Events and serverless go together like baked beans and barbecue. The serverless mindset says to focus on code and configuration that provide business value. It turns out that much of the time, this means working with events: structured data corresponding to things that happen in the outside world. Rather than maintaining long-running server tasks that chew up resources while polling, I can create serverless applications that do work only in response to event triggers.
I have lots of options when working with events in AWS: Amazon Kinesis Data Streams, Amazon Simple Notification Service (SNS), Amazon Simple Queue Service (SQS), and more, depending on my requirements. Lately, I’ve been using a service more often that has the word ‘event’ right in the name: Amazon CloudWatch Events.
Twitch is the leading service and community for multiplayer entertainment and is owned by Amazon. Twitch also provides social and features and micro-transaction features that drive content engagement for its audiences. These services operate at a high transaction volume.
Twitch uses Amazon CloudWatch to monitor its business-critical services. It emits custom metrics then visualizes and alerts based on predefined thresholds for these key metrics. The high volume of transactions handled by the Twitch services makes it difficult to design a metric ingestion strategy that provides sufficient throughput of data while balancing the cost of data ingestion.
Amazon CloudWatch client-side aggregations is a new feature of the PutMetricData API service that helps customers to aggregate data on the client-side, which increases throughput and efficiency. In this blog post we’ll show you how Twitch uses client-side data aggregations to build a more effective metric ingestion architecture while achieving substantial cost reductions.
If you’ve used Amazon CloudWatch Events to schedule the invocation of a Lambda function at regular intervals, you may have noticed that the highest frequency possible is one invocation per minute. However, in some cases, you may need to invoke Lambda more often than that. In this blog post, I’ll cover invoking a Lambda function every 10 seconds, but with some simple math you can change to whatever interval you like.
To achieve this, I’ll show you how to leverage AWS Step Functions.
For this example, I’ve created a Step Functions State Machine that invokes our Lambda function 6 times, 10 seconds apart.

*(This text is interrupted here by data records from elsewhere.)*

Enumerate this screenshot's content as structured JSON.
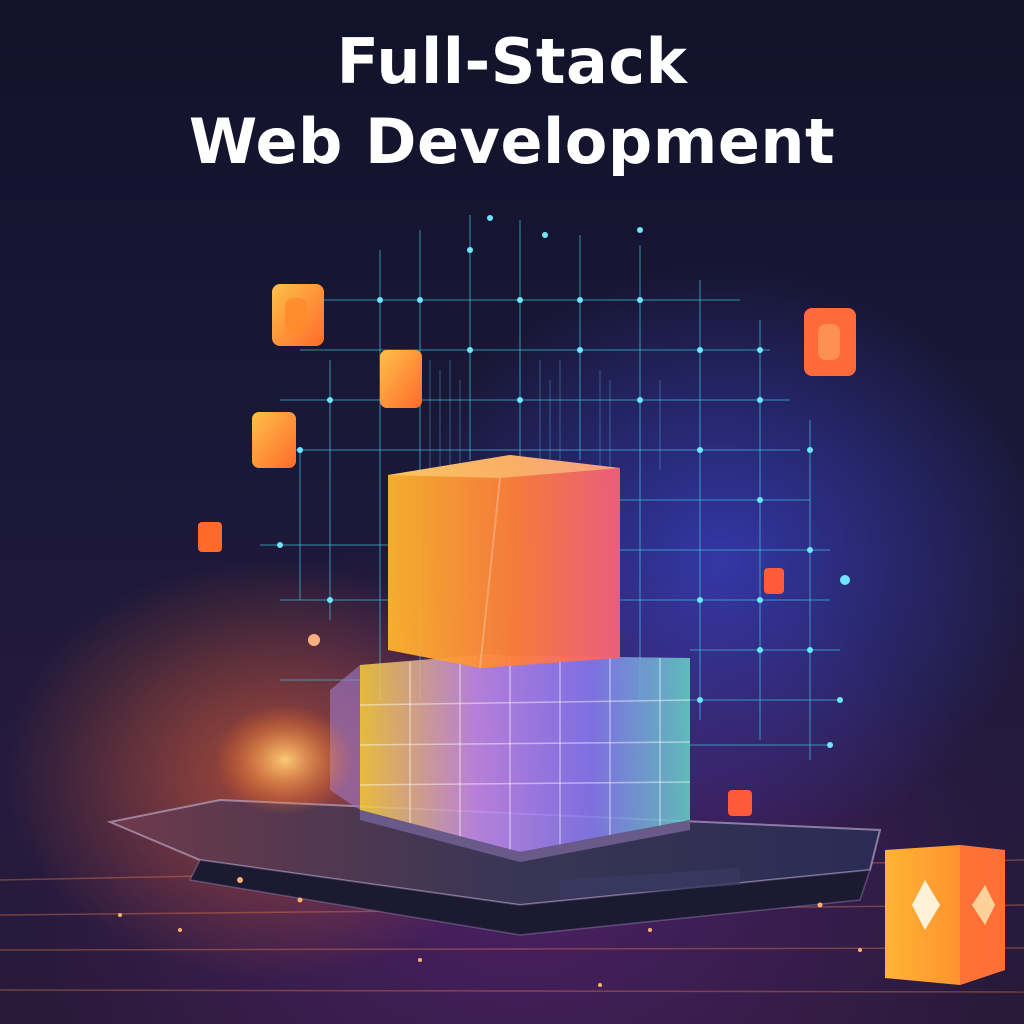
{
  "poster": {
    "title_line_1": "Full-Stack",
    "title_line_2": "Web Development"
  },
  "colors": {
    "background": "#171633",
    "cube_orange": "#ff9a2e",
    "cube_pink": "#f0567a",
    "grid_cyan": "#3ec7e0",
    "glow_blue": "#4a5cff"
  },
  "icons": [
    "orange-tile-icon",
    "laptop-icon",
    "server-stack-icon",
    "network-grid-icon"
  ]
}
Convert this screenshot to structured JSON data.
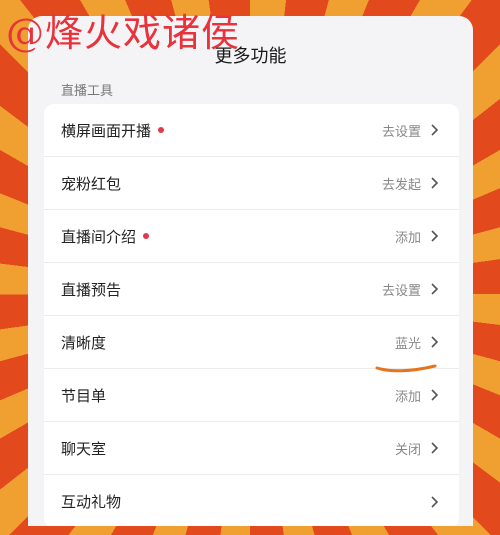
{
  "watermark": "@烽火戏诸侯",
  "panel": {
    "title": "更多功能"
  },
  "section": {
    "label": "直播工具"
  },
  "rows": [
    {
      "label": "横屏画面开播",
      "value": "去设置",
      "dot": true
    },
    {
      "label": "宠粉红包",
      "value": "去发起",
      "dot": false
    },
    {
      "label": "直播间介绍",
      "value": "添加",
      "dot": true
    },
    {
      "label": "直播预告",
      "value": "去设置",
      "dot": false
    },
    {
      "label": "清晰度",
      "value": "蓝光",
      "dot": false
    },
    {
      "label": "节目单",
      "value": "添加",
      "dot": false
    },
    {
      "label": "聊天室",
      "value": "关闭",
      "dot": false
    },
    {
      "label": "互动礼物",
      "value": "",
      "dot": false
    }
  ],
  "colors": {
    "dot": "#e03a4a",
    "annotation": "#e8731e",
    "watermark": "#e8323c"
  },
  "icons": {
    "row_arrow": "chevron-right-icon"
  }
}
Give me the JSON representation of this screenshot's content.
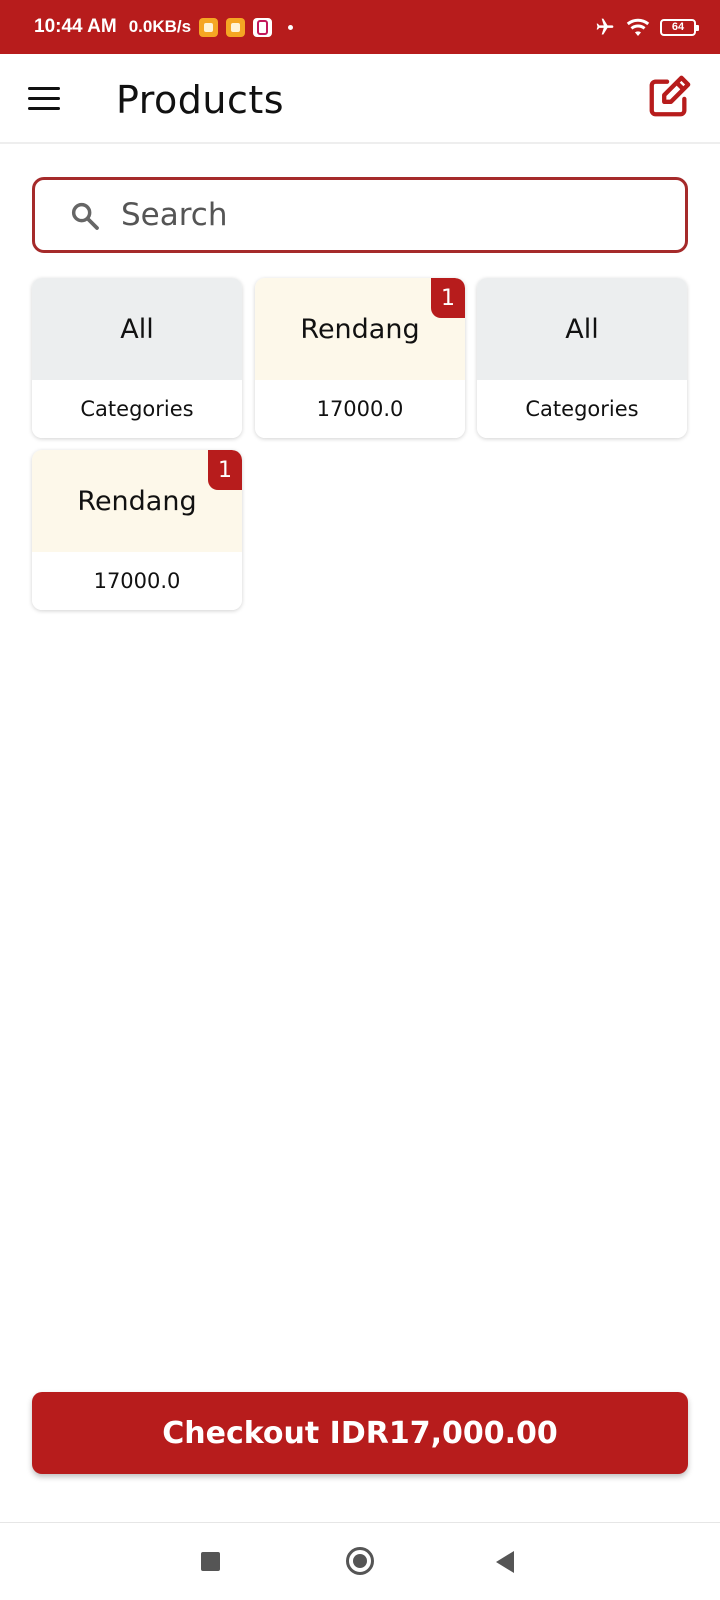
{
  "status_bar": {
    "time": "10:44 AM",
    "net_speed": "0.0KB/s",
    "battery": "64"
  },
  "header": {
    "title": "Products",
    "menu_icon": "hamburger-menu-icon",
    "action_icon": "edit-square-icon"
  },
  "search": {
    "placeholder": "Search",
    "value": ""
  },
  "products": [
    {
      "top": "All",
      "bottom": "Categories",
      "badge": ""
    },
    {
      "top": "Rendang",
      "bottom": "17000.0",
      "badge": "1"
    },
    {
      "top": "All",
      "bottom": "Categories",
      "badge": ""
    },
    {
      "top": "Rendang",
      "bottom": "17000.0",
      "badge": "1"
    }
  ],
  "checkout": {
    "label": "Checkout IDR17,000.00"
  },
  "colors": {
    "primary": "#b71c1c",
    "card_grey": "#eceeef",
    "card_cream": "#fdf8ea"
  },
  "nav": {
    "icons": [
      "recent-apps-icon",
      "home-icon",
      "back-icon"
    ]
  }
}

Such State Machine is then executed once per minute by a CloudWatch Events Rule. The result is our Lambda function being invoked every 10 seconds, indefinitely.